**WHAT IS REQUIRED:** Copy every record exactly.
****************************************
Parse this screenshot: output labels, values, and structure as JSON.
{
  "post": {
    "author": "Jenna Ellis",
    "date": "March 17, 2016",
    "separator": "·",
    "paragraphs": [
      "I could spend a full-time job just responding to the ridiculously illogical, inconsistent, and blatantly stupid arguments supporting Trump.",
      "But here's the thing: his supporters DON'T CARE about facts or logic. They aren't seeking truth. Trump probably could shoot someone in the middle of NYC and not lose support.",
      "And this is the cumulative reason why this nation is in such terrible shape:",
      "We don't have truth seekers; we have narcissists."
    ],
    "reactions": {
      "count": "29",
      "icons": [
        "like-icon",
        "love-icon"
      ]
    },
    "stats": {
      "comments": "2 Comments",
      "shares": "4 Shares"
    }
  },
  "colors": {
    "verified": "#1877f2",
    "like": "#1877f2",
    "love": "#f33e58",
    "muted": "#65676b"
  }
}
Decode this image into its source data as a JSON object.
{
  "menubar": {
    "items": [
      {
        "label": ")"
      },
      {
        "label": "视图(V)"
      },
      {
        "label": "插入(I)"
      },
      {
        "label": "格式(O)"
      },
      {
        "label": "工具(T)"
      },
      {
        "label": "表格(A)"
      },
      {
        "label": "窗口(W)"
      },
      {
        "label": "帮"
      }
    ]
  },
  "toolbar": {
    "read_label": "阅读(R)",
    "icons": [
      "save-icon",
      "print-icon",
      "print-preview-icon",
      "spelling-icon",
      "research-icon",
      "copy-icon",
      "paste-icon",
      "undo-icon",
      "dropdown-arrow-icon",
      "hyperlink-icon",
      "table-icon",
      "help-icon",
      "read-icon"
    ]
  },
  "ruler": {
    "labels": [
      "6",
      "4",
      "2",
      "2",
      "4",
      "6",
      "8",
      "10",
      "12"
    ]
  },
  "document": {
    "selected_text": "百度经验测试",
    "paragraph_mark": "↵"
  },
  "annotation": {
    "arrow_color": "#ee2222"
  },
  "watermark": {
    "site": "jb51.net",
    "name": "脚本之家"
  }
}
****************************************
**SOLUTION FOR THIS PROBLEM:**
Parse this screenshot: output labels, values, and structure as JSON.
{
  "post": {
    "author": "Jenna Ellis",
    "date": "March 17, 2016",
    "separator": "·",
    "paragraphs": [
      "I could spend a full-time job just responding to the ridiculously illogical, inconsistent, and blatantly stupid arguments supporting Trump.",
      "But here's the thing: his supporters DON'T CARE about facts or logic. They aren't seeking truth. Trump probably could shoot someone in the middle of NYC and not lose support.",
      "And this is the cumulative reason why this nation is in such terrible shape:",
      "We don't have truth seekers; we have narcissists."
    ],
    "reactions": {
      "count": "29",
      "icons": [
        "like-icon",
        "love-icon"
      ]
    },
    "stats": {
      "comments": "2 Comments",
      "shares": "4 Shares"
    }
  },
  "colors": {
    "verified": "#1877f2",
    "like": "#1877f2",
    "love": "#f33e58",
    "muted": "#65676b"
  }
}
Decode this image into its source data as a JSON object.
{
  "menubar": {
    "items": [
      {
        "label": ")"
      },
      {
        "label": "视图(V)"
      },
      {
        "label": "插入(I)"
      },
      {
        "label": "格式(O)"
      },
      {
        "label": "工具(T)"
      },
      {
        "label": "表格(A)"
      },
      {
        "label": "窗口(W)"
      },
      {
        "label": "帮"
      }
    ]
  },
  "toolbar": {
    "read_label": "阅读(R)",
    "icons": [
      "save-icon",
      "print-icon",
      "print-preview-icon",
      "spelling-icon",
      "research-icon",
      "copy-icon",
      "paste-icon",
      "undo-icon",
      "dropdown-arrow-icon",
      "hyperlink-icon",
      "table-icon",
      "help-icon",
      "read-icon"
    ]
  },
  "ruler": {
    "labels": [
      "6",
      "4",
      "2",
      "2",
      "4",
      "6",
      "8",
      "10",
      "12"
    ]
  },
  "document": {
    "selected_text": "百度经验测试",
    "paragraph_mark": "↵"
  },
  "annotation": {
    "arrow_color": "#ee2222"
  },
  "watermark": {
    "site": "jb51.net",
    "name": "脚本之家"
  }
}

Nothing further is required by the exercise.